(Collection entries)
————————
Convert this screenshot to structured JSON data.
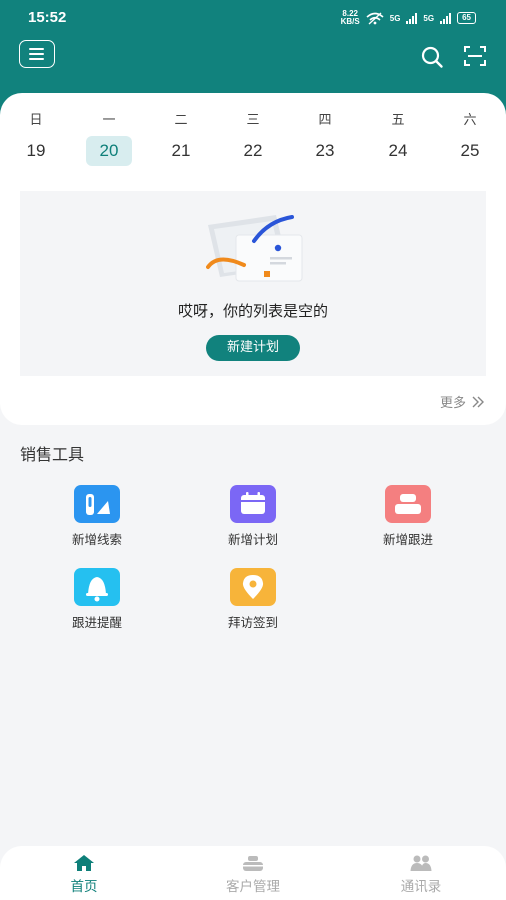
{
  "status_bar": {
    "time": "15:52",
    "net_speed_value": "8.22",
    "net_speed_unit": "KB/S",
    "sim1": "5G",
    "sim2": "5G",
    "battery": "65"
  },
  "header": {
    "menu_icon": "menu-icon",
    "search_icon": "search-icon",
    "scan_icon": "scan-icon"
  },
  "calendar": {
    "weekdays": [
      "日",
      "一",
      "二",
      "三",
      "四",
      "五",
      "六"
    ],
    "dates": [
      "19",
      "20",
      "21",
      "22",
      "23",
      "24",
      "25"
    ],
    "selected_index": 1
  },
  "empty_state": {
    "message": "哎呀，你的列表是空的",
    "button": "新建计划"
  },
  "more_link": "更多",
  "sales_tools": {
    "title": "销售工具",
    "items": [
      {
        "label": "新增线索",
        "icon": "lead-icon",
        "color": "#2b95f0"
      },
      {
        "label": "新增计划",
        "icon": "calendar-icon",
        "color": "#7b67f5"
      },
      {
        "label": "新增跟进",
        "icon": "follow-up-icon",
        "color": "#f47f80"
      },
      {
        "label": "跟进提醒",
        "icon": "bell-icon",
        "color": "#25c0f0"
      },
      {
        "label": "拜访签到",
        "icon": "location-icon",
        "color": "#f7b43a"
      }
    ]
  },
  "tabbar": {
    "items": [
      {
        "label": "首页",
        "icon": "home-icon",
        "active": true
      },
      {
        "label": "客户管理",
        "icon": "customer-icon",
        "active": false
      },
      {
        "label": "通讯录",
        "icon": "contacts-icon",
        "active": false
      }
    ]
  },
  "colors": {
    "primary": "#11827d",
    "selected_bg": "#d8edef"
  }
}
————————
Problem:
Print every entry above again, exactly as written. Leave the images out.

Exercise response:
Convert this screenshot to structured JSON data.
{
  "status_bar": {
    "time": "15:52",
    "net_speed_value": "8.22",
    "net_speed_unit": "KB/S",
    "sim1": "5G",
    "sim2": "5G",
    "battery": "65"
  },
  "header": {
    "menu_icon": "menu-icon",
    "search_icon": "search-icon",
    "scan_icon": "scan-icon"
  },
  "calendar": {
    "weekdays": [
      "日",
      "一",
      "二",
      "三",
      "四",
      "五",
      "六"
    ],
    "dates": [
      "19",
      "20",
      "21",
      "22",
      "23",
      "24",
      "25"
    ],
    "selected_index": 1
  },
  "empty_state": {
    "message": "哎呀，你的列表是空的",
    "button": "新建计划"
  },
  "more_link": "更多",
  "sales_tools": {
    "title": "销售工具",
    "items": [
      {
        "label": "新增线索",
        "icon": "lead-icon",
        "color": "#2b95f0"
      },
      {
        "label": "新增计划",
        "icon": "calendar-icon",
        "color": "#7b67f5"
      },
      {
        "label": "新增跟进",
        "icon": "follow-up-icon",
        "color": "#f47f80"
      },
      {
        "label": "跟进提醒",
        "icon": "bell-icon",
        "color": "#25c0f0"
      },
      {
        "label": "拜访签到",
        "icon": "location-icon",
        "color": "#f7b43a"
      }
    ]
  },
  "tabbar": {
    "items": [
      {
        "label": "首页",
        "icon": "home-icon",
        "active": true
      },
      {
        "label": "客户管理",
        "icon": "customer-icon",
        "active": false
      },
      {
        "label": "通讯录",
        "icon": "contacts-icon",
        "active": false
      }
    ]
  },
  "colors": {
    "primary": "#11827d",
    "selected_bg": "#d8edef"
  }
}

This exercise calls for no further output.